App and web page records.
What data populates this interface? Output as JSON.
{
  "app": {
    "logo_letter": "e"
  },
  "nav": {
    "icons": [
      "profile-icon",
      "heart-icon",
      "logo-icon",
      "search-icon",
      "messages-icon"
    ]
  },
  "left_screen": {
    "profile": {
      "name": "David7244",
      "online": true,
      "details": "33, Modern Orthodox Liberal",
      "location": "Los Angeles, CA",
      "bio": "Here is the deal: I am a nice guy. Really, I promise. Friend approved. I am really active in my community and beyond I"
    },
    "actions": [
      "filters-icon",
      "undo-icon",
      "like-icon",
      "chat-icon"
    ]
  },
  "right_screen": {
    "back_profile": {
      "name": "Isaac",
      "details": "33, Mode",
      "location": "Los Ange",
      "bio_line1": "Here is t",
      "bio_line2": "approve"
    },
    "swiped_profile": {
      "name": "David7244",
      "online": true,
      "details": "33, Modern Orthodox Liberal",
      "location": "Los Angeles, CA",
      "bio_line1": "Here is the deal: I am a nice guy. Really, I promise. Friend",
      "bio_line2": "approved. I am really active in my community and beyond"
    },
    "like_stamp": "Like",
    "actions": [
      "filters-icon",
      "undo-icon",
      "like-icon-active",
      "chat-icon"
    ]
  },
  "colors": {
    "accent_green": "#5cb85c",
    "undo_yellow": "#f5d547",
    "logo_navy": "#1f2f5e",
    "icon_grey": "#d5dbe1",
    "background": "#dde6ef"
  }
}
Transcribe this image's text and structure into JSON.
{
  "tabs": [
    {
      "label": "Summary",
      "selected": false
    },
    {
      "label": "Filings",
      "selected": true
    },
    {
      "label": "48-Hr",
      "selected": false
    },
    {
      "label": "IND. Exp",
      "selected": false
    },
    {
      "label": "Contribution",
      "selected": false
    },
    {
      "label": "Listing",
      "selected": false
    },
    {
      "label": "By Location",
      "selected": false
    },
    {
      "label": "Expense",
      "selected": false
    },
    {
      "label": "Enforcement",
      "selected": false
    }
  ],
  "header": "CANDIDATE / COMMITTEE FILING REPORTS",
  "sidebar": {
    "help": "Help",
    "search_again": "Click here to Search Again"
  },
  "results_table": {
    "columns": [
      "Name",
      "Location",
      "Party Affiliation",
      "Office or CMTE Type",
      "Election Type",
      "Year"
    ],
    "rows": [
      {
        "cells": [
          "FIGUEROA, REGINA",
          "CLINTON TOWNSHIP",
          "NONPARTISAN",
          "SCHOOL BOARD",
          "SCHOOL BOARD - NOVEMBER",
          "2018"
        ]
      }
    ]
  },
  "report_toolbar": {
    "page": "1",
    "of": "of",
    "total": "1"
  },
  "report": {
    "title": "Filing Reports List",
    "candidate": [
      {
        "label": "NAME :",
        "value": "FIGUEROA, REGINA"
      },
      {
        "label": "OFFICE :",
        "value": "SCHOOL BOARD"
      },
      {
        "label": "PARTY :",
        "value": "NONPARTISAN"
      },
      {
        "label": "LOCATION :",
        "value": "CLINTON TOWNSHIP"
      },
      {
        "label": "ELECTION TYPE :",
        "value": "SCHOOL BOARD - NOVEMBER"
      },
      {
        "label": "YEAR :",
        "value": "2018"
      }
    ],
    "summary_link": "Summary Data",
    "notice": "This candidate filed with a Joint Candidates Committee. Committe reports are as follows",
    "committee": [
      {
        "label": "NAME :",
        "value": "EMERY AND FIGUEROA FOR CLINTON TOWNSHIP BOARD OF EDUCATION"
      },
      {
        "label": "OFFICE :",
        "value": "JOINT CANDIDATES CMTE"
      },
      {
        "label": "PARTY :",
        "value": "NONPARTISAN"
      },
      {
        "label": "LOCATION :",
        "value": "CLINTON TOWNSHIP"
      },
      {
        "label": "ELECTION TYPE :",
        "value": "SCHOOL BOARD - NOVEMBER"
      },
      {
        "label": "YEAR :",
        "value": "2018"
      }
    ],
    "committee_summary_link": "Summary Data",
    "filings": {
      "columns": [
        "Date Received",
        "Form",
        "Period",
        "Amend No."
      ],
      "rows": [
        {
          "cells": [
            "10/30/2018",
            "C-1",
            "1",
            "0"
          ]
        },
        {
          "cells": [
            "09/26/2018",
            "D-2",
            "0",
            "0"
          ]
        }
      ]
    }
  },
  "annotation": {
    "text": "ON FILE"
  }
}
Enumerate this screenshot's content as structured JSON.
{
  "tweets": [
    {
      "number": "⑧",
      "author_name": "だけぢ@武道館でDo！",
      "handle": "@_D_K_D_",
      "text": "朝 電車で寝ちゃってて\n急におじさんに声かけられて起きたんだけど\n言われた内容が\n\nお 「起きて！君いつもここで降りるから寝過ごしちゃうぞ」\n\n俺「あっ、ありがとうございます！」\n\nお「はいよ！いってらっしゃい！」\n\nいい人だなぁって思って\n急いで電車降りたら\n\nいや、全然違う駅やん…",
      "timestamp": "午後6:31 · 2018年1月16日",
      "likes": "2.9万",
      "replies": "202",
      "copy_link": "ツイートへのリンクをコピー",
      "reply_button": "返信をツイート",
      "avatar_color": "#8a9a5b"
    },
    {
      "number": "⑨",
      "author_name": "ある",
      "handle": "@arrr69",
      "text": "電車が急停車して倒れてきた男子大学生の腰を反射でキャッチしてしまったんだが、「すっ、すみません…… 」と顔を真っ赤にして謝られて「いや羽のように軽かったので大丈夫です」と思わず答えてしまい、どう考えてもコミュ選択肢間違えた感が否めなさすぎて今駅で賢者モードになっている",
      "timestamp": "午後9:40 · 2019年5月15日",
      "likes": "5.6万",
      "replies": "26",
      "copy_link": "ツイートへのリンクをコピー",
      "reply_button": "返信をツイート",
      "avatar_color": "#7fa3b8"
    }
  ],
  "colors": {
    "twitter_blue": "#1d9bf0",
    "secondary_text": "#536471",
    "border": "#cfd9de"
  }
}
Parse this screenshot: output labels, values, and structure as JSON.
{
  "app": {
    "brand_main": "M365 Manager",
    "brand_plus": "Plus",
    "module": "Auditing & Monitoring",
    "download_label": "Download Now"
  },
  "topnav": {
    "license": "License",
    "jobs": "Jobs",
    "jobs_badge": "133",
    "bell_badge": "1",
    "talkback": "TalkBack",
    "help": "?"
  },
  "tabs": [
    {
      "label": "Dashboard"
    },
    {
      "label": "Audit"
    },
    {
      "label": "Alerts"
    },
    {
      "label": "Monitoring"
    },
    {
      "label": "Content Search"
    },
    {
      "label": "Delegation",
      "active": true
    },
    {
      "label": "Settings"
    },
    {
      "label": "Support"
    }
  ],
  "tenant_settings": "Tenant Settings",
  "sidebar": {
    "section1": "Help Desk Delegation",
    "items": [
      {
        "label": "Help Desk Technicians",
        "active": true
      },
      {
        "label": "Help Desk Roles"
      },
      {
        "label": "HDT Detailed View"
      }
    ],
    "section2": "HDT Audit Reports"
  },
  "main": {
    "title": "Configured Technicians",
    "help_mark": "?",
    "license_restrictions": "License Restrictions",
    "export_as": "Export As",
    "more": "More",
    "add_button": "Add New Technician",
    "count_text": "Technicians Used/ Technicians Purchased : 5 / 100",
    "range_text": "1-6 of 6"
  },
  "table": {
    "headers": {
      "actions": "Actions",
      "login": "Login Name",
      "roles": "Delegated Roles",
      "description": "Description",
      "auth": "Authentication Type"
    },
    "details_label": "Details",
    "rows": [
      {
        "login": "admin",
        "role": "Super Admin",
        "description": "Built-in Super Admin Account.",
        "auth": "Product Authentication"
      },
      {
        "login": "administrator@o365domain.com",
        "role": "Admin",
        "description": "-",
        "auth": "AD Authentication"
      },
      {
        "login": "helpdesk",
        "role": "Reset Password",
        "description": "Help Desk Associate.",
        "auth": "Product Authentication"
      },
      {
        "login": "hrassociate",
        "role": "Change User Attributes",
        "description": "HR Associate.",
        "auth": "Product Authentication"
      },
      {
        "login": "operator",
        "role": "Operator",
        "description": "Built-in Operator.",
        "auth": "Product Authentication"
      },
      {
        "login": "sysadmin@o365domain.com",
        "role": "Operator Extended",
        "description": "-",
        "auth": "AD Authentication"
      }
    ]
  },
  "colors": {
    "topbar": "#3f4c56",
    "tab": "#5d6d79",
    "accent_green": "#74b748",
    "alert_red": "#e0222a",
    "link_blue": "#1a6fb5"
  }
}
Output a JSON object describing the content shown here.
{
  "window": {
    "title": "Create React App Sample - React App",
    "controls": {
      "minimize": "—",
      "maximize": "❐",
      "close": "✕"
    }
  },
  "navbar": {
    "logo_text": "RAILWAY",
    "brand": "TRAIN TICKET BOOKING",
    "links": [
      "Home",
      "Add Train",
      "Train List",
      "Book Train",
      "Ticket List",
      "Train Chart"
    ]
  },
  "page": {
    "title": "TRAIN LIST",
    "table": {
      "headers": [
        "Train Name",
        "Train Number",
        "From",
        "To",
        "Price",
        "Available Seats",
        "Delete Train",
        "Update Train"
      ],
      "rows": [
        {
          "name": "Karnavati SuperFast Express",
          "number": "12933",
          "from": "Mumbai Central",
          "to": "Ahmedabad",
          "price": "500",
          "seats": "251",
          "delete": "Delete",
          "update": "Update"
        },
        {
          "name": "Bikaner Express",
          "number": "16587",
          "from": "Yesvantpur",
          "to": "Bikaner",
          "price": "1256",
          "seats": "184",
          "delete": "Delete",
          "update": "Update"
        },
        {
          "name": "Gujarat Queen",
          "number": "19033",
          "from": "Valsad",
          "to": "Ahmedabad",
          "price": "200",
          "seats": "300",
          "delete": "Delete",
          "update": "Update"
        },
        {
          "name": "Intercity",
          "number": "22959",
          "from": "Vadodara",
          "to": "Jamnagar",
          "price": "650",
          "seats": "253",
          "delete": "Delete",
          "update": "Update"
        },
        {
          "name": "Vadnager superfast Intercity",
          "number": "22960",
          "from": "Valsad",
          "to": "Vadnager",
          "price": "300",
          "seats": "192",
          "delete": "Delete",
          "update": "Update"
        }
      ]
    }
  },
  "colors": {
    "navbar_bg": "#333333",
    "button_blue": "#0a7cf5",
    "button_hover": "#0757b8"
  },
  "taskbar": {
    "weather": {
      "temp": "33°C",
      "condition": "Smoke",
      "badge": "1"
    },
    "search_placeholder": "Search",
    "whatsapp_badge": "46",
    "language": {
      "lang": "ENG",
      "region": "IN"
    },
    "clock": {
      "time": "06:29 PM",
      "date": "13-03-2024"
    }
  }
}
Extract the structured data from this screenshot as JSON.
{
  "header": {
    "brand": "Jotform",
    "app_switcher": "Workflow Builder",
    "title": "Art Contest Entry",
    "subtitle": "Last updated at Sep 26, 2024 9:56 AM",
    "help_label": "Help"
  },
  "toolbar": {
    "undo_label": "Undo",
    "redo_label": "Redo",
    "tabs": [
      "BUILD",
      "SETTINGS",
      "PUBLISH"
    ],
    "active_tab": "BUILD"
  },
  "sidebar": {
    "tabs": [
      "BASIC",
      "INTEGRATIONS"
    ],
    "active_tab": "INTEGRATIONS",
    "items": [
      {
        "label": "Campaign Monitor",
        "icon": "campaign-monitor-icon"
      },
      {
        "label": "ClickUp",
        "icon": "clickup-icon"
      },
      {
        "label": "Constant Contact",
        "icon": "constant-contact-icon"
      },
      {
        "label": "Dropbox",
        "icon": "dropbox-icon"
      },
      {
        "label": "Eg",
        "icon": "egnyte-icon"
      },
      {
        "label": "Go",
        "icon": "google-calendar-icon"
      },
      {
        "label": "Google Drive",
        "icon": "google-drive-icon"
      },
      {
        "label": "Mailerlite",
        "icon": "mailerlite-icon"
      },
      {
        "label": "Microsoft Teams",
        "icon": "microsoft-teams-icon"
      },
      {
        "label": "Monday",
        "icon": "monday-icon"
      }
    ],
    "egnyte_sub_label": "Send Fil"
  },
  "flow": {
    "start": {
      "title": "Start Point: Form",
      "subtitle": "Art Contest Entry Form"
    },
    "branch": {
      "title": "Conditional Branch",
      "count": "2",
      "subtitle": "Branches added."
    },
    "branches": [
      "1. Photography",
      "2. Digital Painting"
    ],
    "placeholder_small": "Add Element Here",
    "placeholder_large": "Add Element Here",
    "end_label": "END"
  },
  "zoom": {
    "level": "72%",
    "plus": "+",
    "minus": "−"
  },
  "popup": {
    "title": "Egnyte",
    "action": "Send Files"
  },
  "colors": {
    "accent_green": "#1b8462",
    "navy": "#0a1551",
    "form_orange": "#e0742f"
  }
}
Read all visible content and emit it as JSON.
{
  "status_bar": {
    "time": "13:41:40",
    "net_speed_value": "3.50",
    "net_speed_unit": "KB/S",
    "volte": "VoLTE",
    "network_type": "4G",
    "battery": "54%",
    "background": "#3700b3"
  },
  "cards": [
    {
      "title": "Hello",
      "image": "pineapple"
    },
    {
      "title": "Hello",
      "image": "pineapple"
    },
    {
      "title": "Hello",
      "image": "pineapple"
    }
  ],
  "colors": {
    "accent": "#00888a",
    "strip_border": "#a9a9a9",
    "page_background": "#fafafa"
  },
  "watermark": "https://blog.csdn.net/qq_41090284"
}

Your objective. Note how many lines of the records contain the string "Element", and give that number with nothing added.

Reply to the task. 2